"The hunger hasn't got any less for me, I'm as motivated as ever as I've got so much more to race for now," said Froome, who like Porte is 32.
"This is potentially my fourth Tour de France title I'm here to try to get.
"It's massive, the challenge is even bigger this year.
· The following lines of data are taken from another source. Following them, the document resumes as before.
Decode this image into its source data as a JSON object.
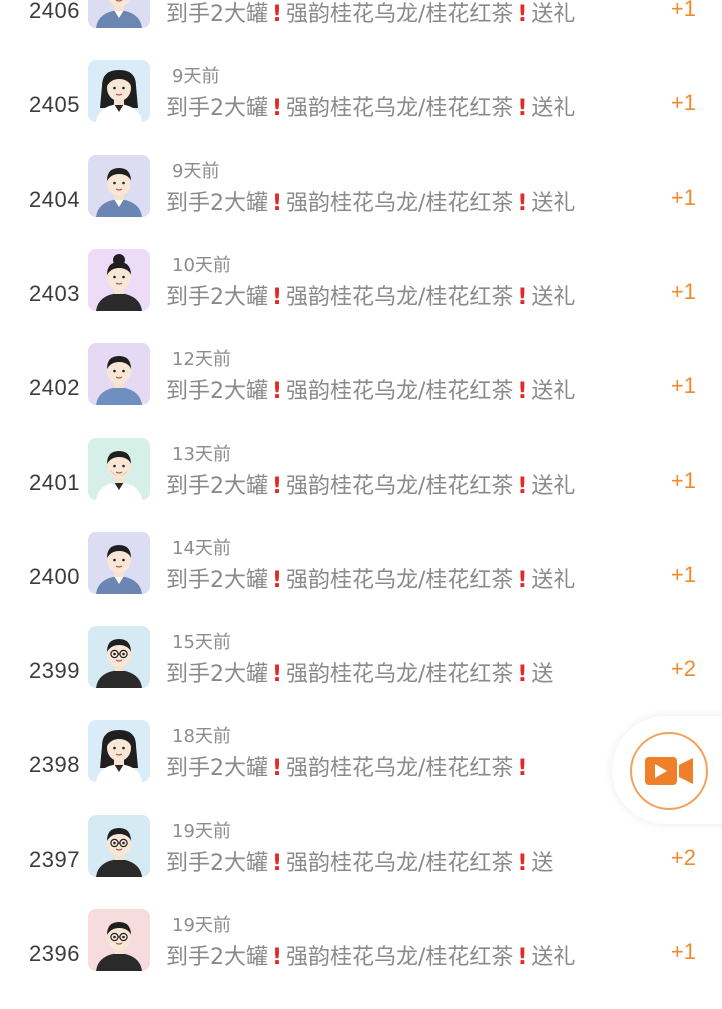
{
  "message": {
    "part1": "到手2大罐",
    "part2": "强韵桂花乌龙/桂花红茶",
    "gift": "送礼",
    "gift_short": "送"
  },
  "rows": [
    {
      "rank": "2406",
      "time": "",
      "plus": "+1",
      "avatar": "woman-short-hair-blue"
    },
    {
      "rank": "2405",
      "time": "9天前",
      "plus": "+1",
      "avatar": "woman-long-hair-white-shirt"
    },
    {
      "rank": "2404",
      "time": "9天前",
      "plus": "+1",
      "avatar": "woman-short-hair-blue"
    },
    {
      "rank": "2403",
      "time": "10天前",
      "plus": "+1",
      "avatar": "woman-bun-dark"
    },
    {
      "rank": "2402",
      "time": "12天前",
      "plus": "+1",
      "avatar": "man-short-hair-blue"
    },
    {
      "rank": "2401",
      "time": "13天前",
      "plus": "+1",
      "avatar": "man-beard-white-shirt"
    },
    {
      "rank": "2400",
      "time": "14天前",
      "plus": "+1",
      "avatar": "woman-short-hair-blue"
    },
    {
      "rank": "2399",
      "time": "15天前",
      "plus": "+2",
      "avatar": "man-glasses-dark"
    },
    {
      "rank": "2398",
      "time": "18天前",
      "plus": "",
      "avatar": "woman-long-hair-white-shirt"
    },
    {
      "rank": "2397",
      "time": "19天前",
      "plus": "+2",
      "avatar": "man-glasses-dark"
    },
    {
      "rank": "2396",
      "time": "19天前",
      "plus": "+1",
      "avatar": "man-curly-glasses"
    }
  ],
  "colors": {
    "accent": "#f08a2c",
    "exclamation": "#e12b2b",
    "muted_text": "#8a8a8a"
  },
  "fab": {
    "icon": "video-camera-icon"
  }
}
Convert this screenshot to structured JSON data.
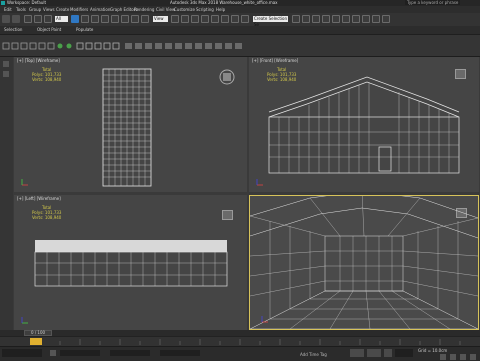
{
  "title": {
    "workspace": "Workspace: Default",
    "app_title": "Autodesk 3ds Max 2018    Warehouse_white_office.max",
    "search_placeholder": "Type a keyword or phrase"
  },
  "menu": [
    "Edit",
    "Tools",
    "Group",
    "Views",
    "Create",
    "Modifiers",
    "Animation",
    "Graph Editors",
    "Rendering",
    "Civil View",
    "Customize",
    "Scripting",
    "Help"
  ],
  "toolbar": {
    "selection_filter": "All",
    "view_dropdown": "View",
    "named_selection": "Create Selection Se"
  },
  "ribbon": {
    "tabs": [
      "Selection",
      "Object Paint",
      "Populate"
    ]
  },
  "viewports": {
    "top": {
      "label": "[+] [Top] [Wireframe]"
    },
    "front": {
      "label": "[+] [Front] [Wireframe]"
    },
    "left": {
      "label": "[+] [Left] [Wireframe]"
    },
    "stats": {
      "total": "Total",
      "polys_label": "Polys:",
      "polys": "101,733",
      "verts_label": "Verts:",
      "verts": "108,940"
    }
  },
  "timeline": {
    "frame_readout": "0 / 100"
  },
  "status": {
    "grid": "Grid = 10.0cm",
    "add_time_tag": "Add Time Tag"
  }
}
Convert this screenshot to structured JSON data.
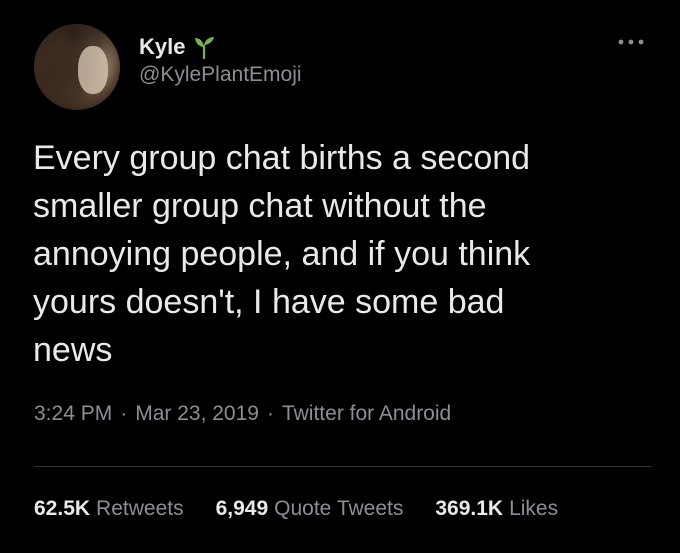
{
  "author": {
    "name": "Kyle",
    "handle": "@KylePlantEmoji",
    "name_badge_icon": "sprout-icon"
  },
  "tweet": {
    "text": "Every group chat births a second\nsmaller group chat without the\nannoying people, and if you think\nyours doesn't, I have some bad\nnews"
  },
  "meta": {
    "time": "3:24 PM",
    "separator": "·",
    "date": "Mar 23, 2019",
    "source": "Twitter for Android"
  },
  "stats": {
    "retweets_count": "62.5K",
    "retweets_label": "Retweets",
    "quotes_count": "6,949",
    "quotes_label": "Quote Tweets",
    "likes_count": "369.1K",
    "likes_label": "Likes"
  },
  "colors": {
    "background": "#000000",
    "primary_text": "#e7e9ea",
    "secondary_text": "#8b8f93",
    "sprout_green": "#77b255",
    "divider": "#2f3336"
  }
}
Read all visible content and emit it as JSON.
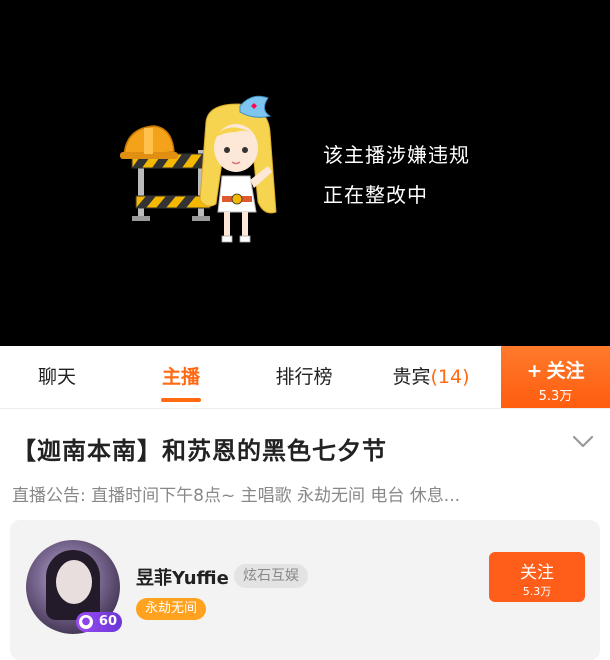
{
  "video": {
    "notice_line1": "该主播涉嫌违规",
    "notice_line2": "正在整改中"
  },
  "tabs": [
    {
      "label": "聊天"
    },
    {
      "label": "主播"
    },
    {
      "label": "排行榜"
    },
    {
      "label": "贵宾",
      "count": "(14)"
    }
  ],
  "follow_tab": {
    "plus": "+",
    "label": "关注",
    "count": "5.3万"
  },
  "room": {
    "title": "【迦南本南】和苏恩的黑色七夕节",
    "announcement": "直播公告: 直播时间下午8点~ 主唱歌 永劫无间 电台 休息..."
  },
  "streamer": {
    "name": "昱菲Yuffie",
    "agency": "炫石互娱",
    "tag": "永劫无间",
    "level": "60",
    "follow_label": "关注",
    "follow_count": "5.3万"
  },
  "colors": {
    "accent": "#ff6a13",
    "tag": "#ffa21f",
    "level": "#8a44ea"
  }
}
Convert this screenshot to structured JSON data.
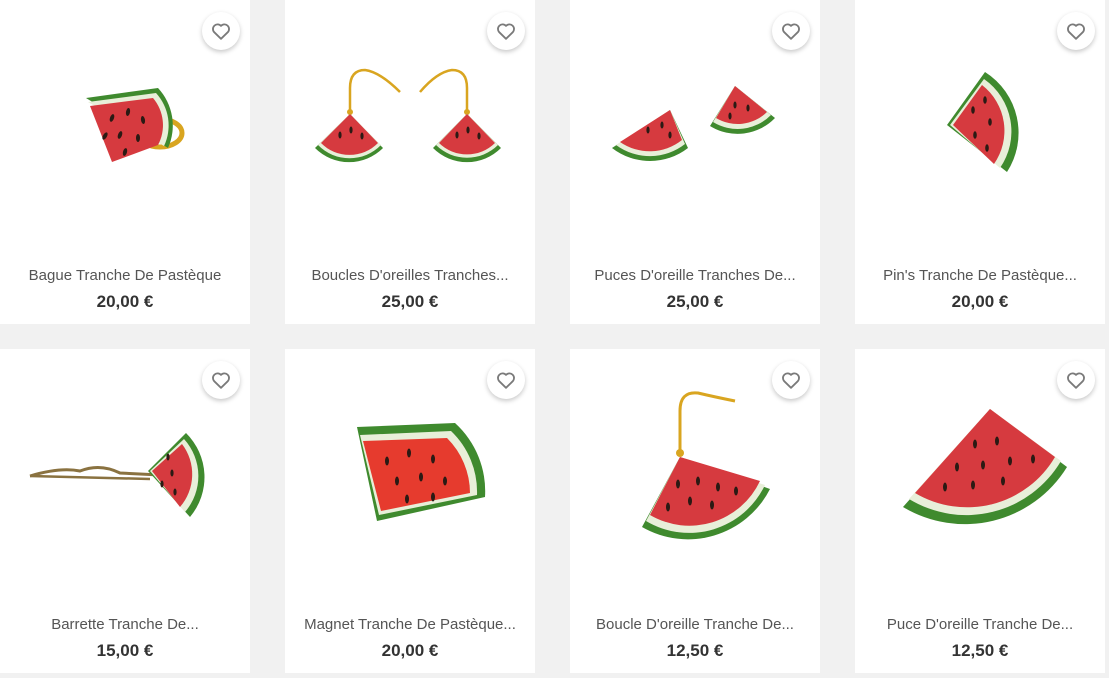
{
  "products": [
    {
      "title": "Bague Tranche De Pastèque",
      "price": "20,00 €",
      "kind": "ring"
    },
    {
      "title": "Boucles D'oreilles Tranches...",
      "price": "25,00 €",
      "kind": "earrings-pair"
    },
    {
      "title": "Puces D'oreille Tranches De...",
      "price": "25,00 €",
      "kind": "studs-pair"
    },
    {
      "title": "Pin's Tranche De Pastèque...",
      "price": "20,00 €",
      "kind": "pin"
    },
    {
      "title": "Barrette Tranche De...",
      "price": "15,00 €",
      "kind": "hairpin"
    },
    {
      "title": "Magnet Tranche De Pastèque...",
      "price": "20,00 €",
      "kind": "magnet"
    },
    {
      "title": "Boucle D'oreille Tranche De...",
      "price": "12,50 €",
      "kind": "earring-single"
    },
    {
      "title": "Puce D'oreille Tranche De...",
      "price": "12,50 €",
      "kind": "stud-single"
    }
  ],
  "colors": {
    "flesh": "#d63a3f",
    "rind": "#3f8a2e",
    "rind_inner": "#e8efd9",
    "seed": "#2b1a14",
    "gold": "#d9a520",
    "bronze": "#8a7240",
    "page_bg": "#f1f1f1"
  },
  "icons": {
    "wishlist": "heart-outline-icon"
  }
}
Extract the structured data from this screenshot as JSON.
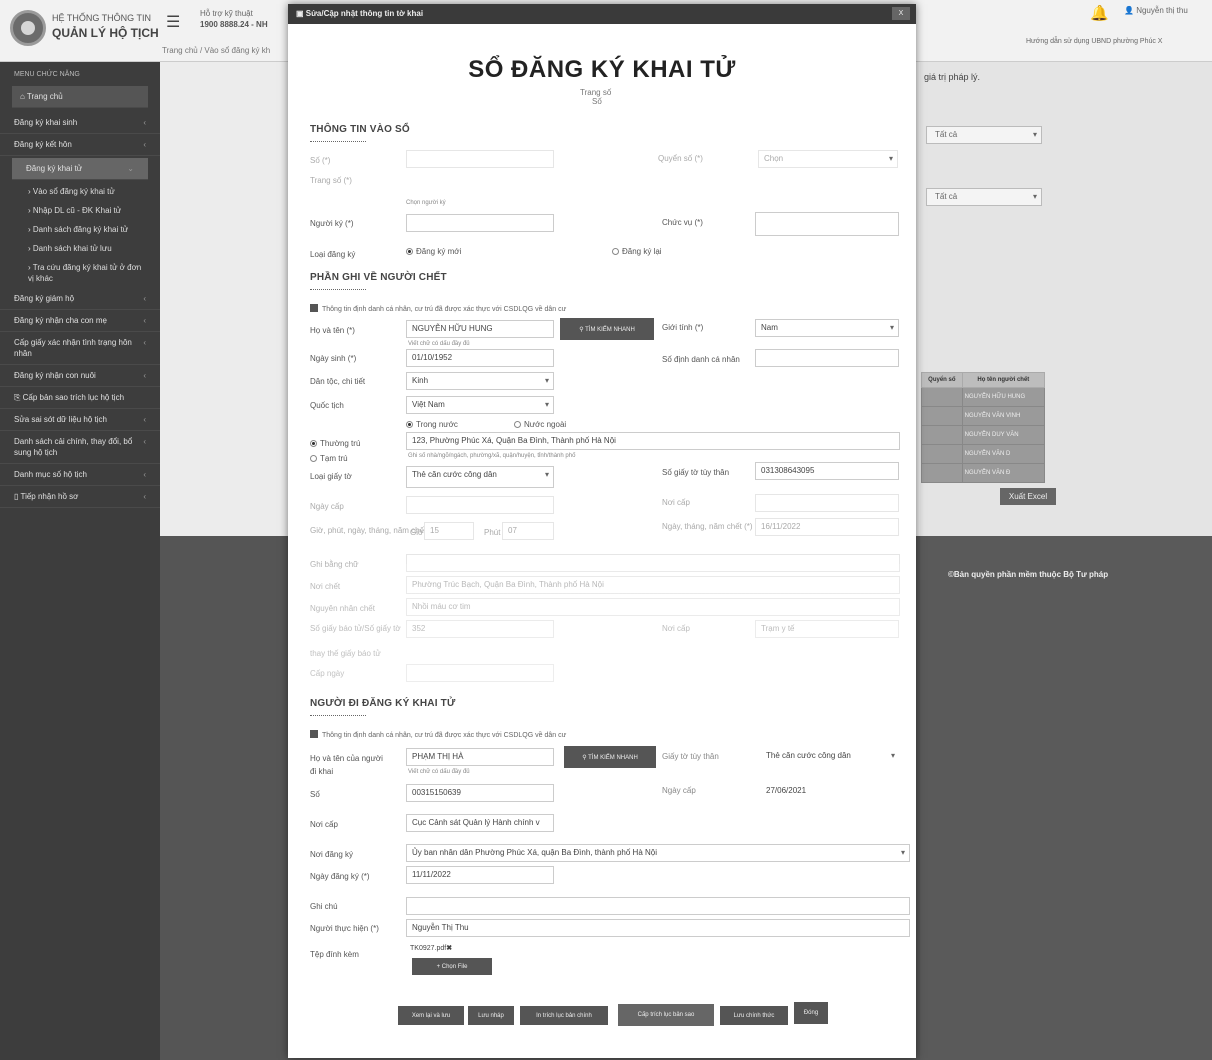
{
  "app": {
    "title_line1": "HỆ THỐNG THÔNG TIN",
    "title_line2": "QUẢN LÝ HỘ TỊCH",
    "hotline_label": "Hỗ trợ kỹ thuật",
    "hotline_number": "1900 8888.24 - NH",
    "breadcrumb": "Trang chủ / Vào sổ đăng ký kh",
    "user_name": "Nguyễn thị thu",
    "top_links": "Hướng dẫn sử dụng   UBND phường Phúc X"
  },
  "sidebar": {
    "header": "MENU CHỨC NĂNG",
    "items": [
      {
        "label": "Trang chủ"
      },
      {
        "label": "Đăng ký khai sinh"
      },
      {
        "label": "Đăng ký kết hôn"
      },
      {
        "label": "Đăng ký khai tử"
      },
      {
        "label": "Đăng ký giám hộ"
      },
      {
        "label": "Đăng ký nhận cha con mẹ"
      },
      {
        "label": "Cấp giấy xác nhận tình trạng hôn nhân"
      },
      {
        "label": "Đăng ký nhận con nuôi"
      },
      {
        "label": "Cấp bản sao trích lục hộ tịch"
      },
      {
        "label": "Sửa sai sót dữ liệu hộ tịch"
      },
      {
        "label": "Danh sách cải chính, thay đổi, bổ sung hộ tịch"
      },
      {
        "label": "Danh mục số hộ tịch"
      },
      {
        "label": "Tiếp nhận hồ sơ"
      }
    ],
    "subitems": [
      {
        "label": "Vào sổ đăng ký khai tử"
      },
      {
        "label": "Nhập DL cũ - ĐK Khai tử"
      },
      {
        "label": "Danh sách đăng ký khai tử"
      },
      {
        "label": "Danh sách khai tử lưu"
      },
      {
        "label": "Tra cứu đăng ký khai tử ở đơn vị khác"
      }
    ]
  },
  "background": {
    "legal_note": "giá trị pháp lý.",
    "select1": "Tất cả",
    "select2": "Tất cả",
    "table_headers": [
      "Quyển số",
      "Họ tên người chết"
    ],
    "table_rows": [
      "NGUYỄN HỮU HUNG",
      "NGUYỄN VĂN VINH",
      "NGUYỄN DUY VĂN",
      "NGUYỄN VĂN D",
      "NGUYỄN VĂN Đ"
    ],
    "excel_button": "Xuất Excel",
    "copyright": "©Bản quyền phần mềm thuộc Bộ Tư pháp"
  },
  "modal": {
    "header": "Sửa/Cập nhật thông tin tờ khai",
    "close": "X",
    "title": "SỔ ĐĂNG KÝ KHAI TỬ",
    "trang_so": "Trang số",
    "so": "Số",
    "sec1": "THÔNG TIN VÀO SỔ",
    "sec2": "PHẦN GHI VỀ NGƯỜI CHẾT",
    "sec3": "NGƯỜI ĐI ĐĂNG KÝ KHAI TỬ",
    "lbl_so": "Số (*)",
    "lbl_quyen_so": "Quyển số (*)",
    "quyen_so_value": "Chọn",
    "lbl_trang_so": "Trang số (*)",
    "chon_nguoi_ky": "Chọn người ký",
    "lbl_nguoi_ky": "Người ký (*)",
    "lbl_chuc_vu": "Chức vụ (*)",
    "lbl_loai_dang_ky": "Loại đăng ký",
    "opt_dk_moi": "Đăng ký mới",
    "opt_dk_lai": "Đăng ký lại",
    "verify_note": "Thông tin định danh cá nhân, cư trú đã được xác thực với CSDLQG về dân cư",
    "lbl_ho_ten": "Họ và tên (*)",
    "ho_ten": "NGUYỄN HỮU HUNG",
    "btn_search": "TÌM KIẾM NHANH",
    "hint_viet": "Viết chữ có dấu đầy đủ",
    "lbl_gioi_tinh": "Giới tính (*)",
    "gioi_tinh": "Nam",
    "lbl_ngay_sinh": "Ngày sinh (*)",
    "ngay_sinh": "01/10/1952",
    "lbl_so_dinh_danh": "Số định danh cá nhân",
    "lbl_dan_toc": "Dân tộc, chi tiết",
    "dan_toc": "Kinh",
    "lbl_quoc_tich": "Quốc tịch",
    "quoc_tich": "Việt Nam",
    "opt_trong_nuoc": "Trong nước",
    "opt_nuoc_ngoai": "Nước ngoài",
    "opt_thuong_tru": "Thường trú",
    "thuong_tru": "123, Phường Phúc Xá, Quận Ba Đình, Thành phố Hà Nội",
    "opt_tam_tru": "Tạm trú",
    "hint_diachi": "Ghi số nhà/ngõ/ngách, phường/xã, quận/huyện, tỉnh/thành phố",
    "lbl_loai_giay_to": "Loại giấy tờ",
    "loai_giay_to": "Thẻ căn cước công dân",
    "lbl_so_giay_to": "Số giấy tờ tùy thân",
    "so_giay_to": "031308643095",
    "lbl_ngay_cap": "Ngày cấp",
    "lbl_noi_cap": "Nơi cấp",
    "lbl_gio_phut": "Giờ, phút, ngày, tháng, năm chết",
    "gio_label": "Giờ",
    "gio": "15",
    "phut_label": "Phút",
    "phut": "07",
    "lbl_ngay_thang_chet": "Ngày, tháng, năm chết (*)",
    "ngay_chet": "16/11/2022",
    "lbl_ghi_bang_chu": "Ghi bằng chữ",
    "lbl_noi_chet": "Nơi chết",
    "noi_chet": "Phường Trúc Bạch, Quận Ba Đình, Thành phố Hà Nội",
    "lbl_nguyen_nhan": "Nguyên nhân chết",
    "nguyen_nhan": "Nhồi máu cơ tim",
    "lbl_so_giay_bao_tu": "Số giấy báo tử/Số giấy tờ",
    "so_giay_bao_tu": "352",
    "lbl_noi_cap2": "Nơi cấp",
    "noi_cap2": "Trạm y tế",
    "lbl_thay_the": "thay thế giấy báo tử",
    "lbl_cap_ngay": "Cấp ngày",
    "lbl_ho_ten_nguoi_di": "Họ và tên của người đi khai",
    "ho_ten_nguoi_di": "PHẠM THỊ HÀ",
    "lbl_giay_to_tuy_than": "Giấy tờ tùy thân",
    "giay_to_tuy_than": "Thẻ căn cước công dân",
    "lbl_so2": "Số",
    "so_nguoi_di": "00315150639",
    "lbl_ngay_cap2": "Ngày cấp",
    "ngay_cap2": "27/06/2021",
    "lbl_noi_cap3": "Nơi cấp",
    "noi_cap3": "Cục Cảnh sát Quản lý Hành chính v",
    "lbl_noi_dang_ky": "Nơi đăng ký",
    "noi_dang_ky": "Ủy ban nhân dân Phường Phúc Xá, quận Ba Đình, thành phố Hà Nội",
    "lbl_ngay_dang_ky": "Ngày đăng ký (*)",
    "ngay_dang_ky": "11/11/2022",
    "lbl_ghi_chu": "Ghi chú",
    "lbl_nguoi_thuc_hien": "Người thực hiện (*)",
    "nguoi_thuc_hien": "Nguyễn Thị Thu",
    "lbl_tep": "Tệp đính kèm",
    "file_name": "TK0927.pdf",
    "btn_chon_file": "Chọn File",
    "buttons": [
      "Xem lại và lưu",
      "Lưu nháp",
      "In trích lục bản chính",
      "Cấp trích lục bản sao",
      "Lưu chính thức",
      "Đóng"
    ]
  }
}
I feel as if the level of my rivals is even higher, on a difficult course as well.
"I'm here with all the motivation I had before."
'More than a two-horse race'
Froome and Porte have been taking turns this week to proclaim the other as the race favourite but Porte did admit that he doesn't feel Froome's Sky team is the "steamroller" it once was.
"Sky is probably not as strong as it was in the past, but how it affects their tactics I don't know," he said.
The Australian warned against focussing on a straight battle between him and his old team-mate, though.
"I don't think it's just going to be between Chris and I, there's so many brilliant bike riders here, you can't just focus on two guys," he said.
"It's more than a two-horse race."
Certainly, Colombian Quintana will be aiming for overall victory having finished second to Froome in 2013 and 2015 and third last year, when Bardet took second.
He's changed his preparation this year by riding in May's Giro d'Italia, believing he performs better in his second Grand Tour of the year than the first.
Contador knows how to win the Tour, although his best years are probably behind him.
His best Tour finish since being stripped of a third win in 2010 for doping was fourth in 2013.
Twice in the last three years he's failed to finish due to crashes.
Bardet's entire season revolves around the Tour while Dauphine winner Fuglsang could be a dark horse.
Quintana's Moivistar team-mate Alejandro Valverde has been the stand-out rider this year, winning the tours of Catalonia, Andalusia, Murcia and the Basque Country, as well as the two Ardennes Classics in Liege-Bastogne-Liege and Fleche Wallonne.
He wasn't at his best in the Dauphine but showed he's not lost any of his attacking flair as he launched a daring bid for victory on the final stage climb to the finish alongside Fabio Aru, the 2015 Vuelta winner from Italy and another strong outsider.